Excitation of transient lobe cell convection and auroral arc at the cusp poleward boundary during a transition of the interplanetary magnetic field from south to north
Abstract. We document the activation of transient polar arcs emanating from the cusp within a 15 min long intermediate phase during the transition from a standard two-cell convection pattern, representative of a strongly southward interplanetary magnetic field (IMF), to a "reverse" two-cell pattern, representative of strongly northward IMF conditions. During the 2–3 min lifetime of the arc, its base in the cusp, appearing as a bright spot, moved eastward toward noon by ~ 300 km. As the arc moved, it left in its "wake" enhanced cusp precipitation. The polar arc is a tracer of the activation of a lobe convection cell with clockwise vorticity, intruding into the previously established large-scale distorted two-cell pattern, due to an episode of localized lobe reconnection. The lobe cell gives rise to strong flow shear (converging electric field) and an associated sheet of outflowing field-aligned current, which is manifested by the polar arc. The enhanced cusp precipitation represents, in our view, the ionospheric footprint of the lobe reconnection process.

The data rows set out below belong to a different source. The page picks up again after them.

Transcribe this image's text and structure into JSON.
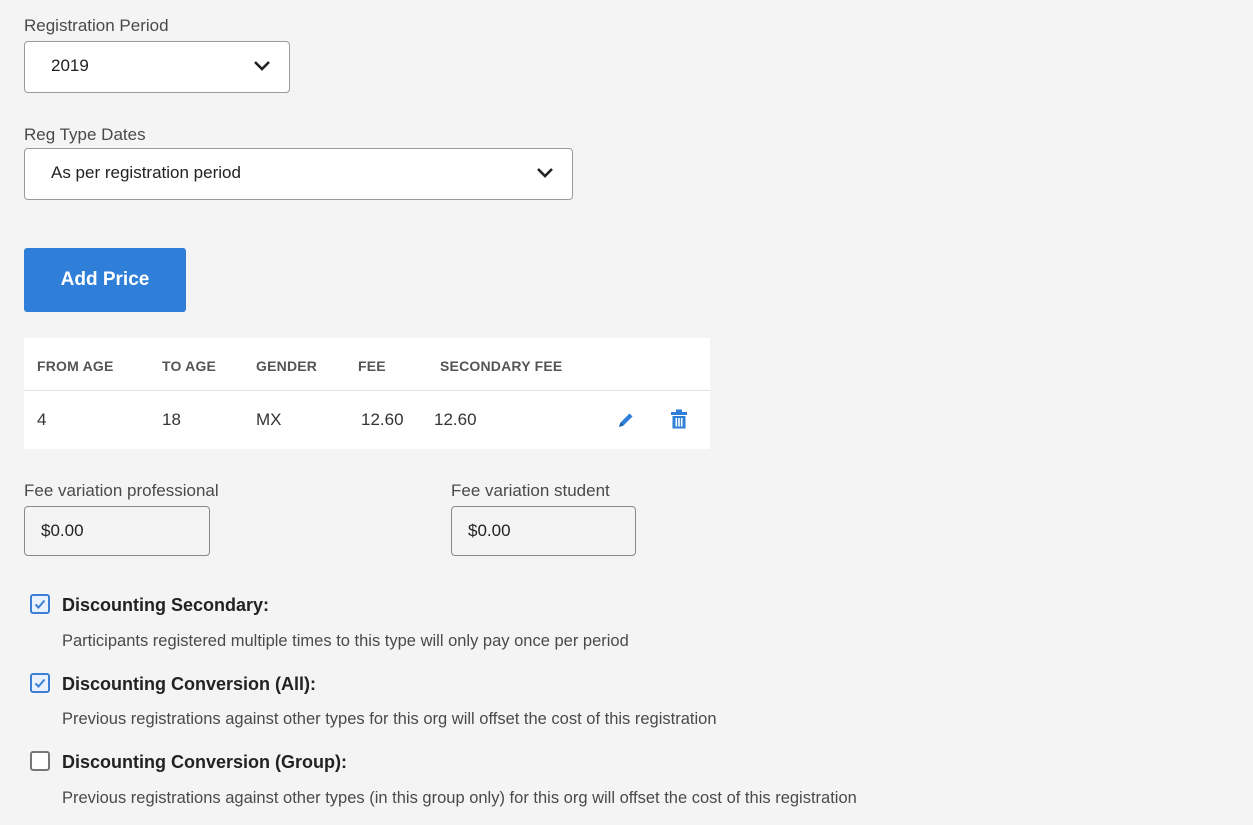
{
  "registration_period": {
    "label": "Registration Period",
    "selected": "2019"
  },
  "reg_type_dates": {
    "label": "Reg Type Dates",
    "selected": "As per registration period"
  },
  "add_price_button": "Add Price",
  "price_table": {
    "headers": [
      "FROM AGE",
      "TO AGE",
      "GENDER",
      "FEE",
      "SECONDARY FEE"
    ],
    "rows": [
      {
        "from_age": "4",
        "to_age": "18",
        "gender": "MX",
        "fee": "12.60",
        "secondary_fee": "12.60"
      }
    ],
    "icons": {
      "edit": "pencil-icon",
      "delete": "trash-icon"
    }
  },
  "fee_variation_professional": {
    "label": "Fee variation professional",
    "value": "$0.00"
  },
  "fee_variation_student": {
    "label": "Fee variation student",
    "value": "$0.00"
  },
  "options": [
    {
      "title": "Discounting Secondary:",
      "description": "Participants registered multiple times to this type will only pay once per period",
      "checked": true
    },
    {
      "title": "Discounting Conversion (All):",
      "description": "Previous registrations against other types for this org will offset the cost of this registration",
      "checked": true
    },
    {
      "title": "Discounting Conversion (Group):",
      "description": "Previous registrations against other types (in this group only) for this org will offset the cost of this registration",
      "checked": false
    }
  ],
  "colors": {
    "accent": "#2f7fd8",
    "background": "#f4f4f4",
    "check": "#3c7fd4"
  }
}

Key words. Magnetospheric physics (auroral phenomena; magnetopause, cusp, and boundary layers; plasma convection)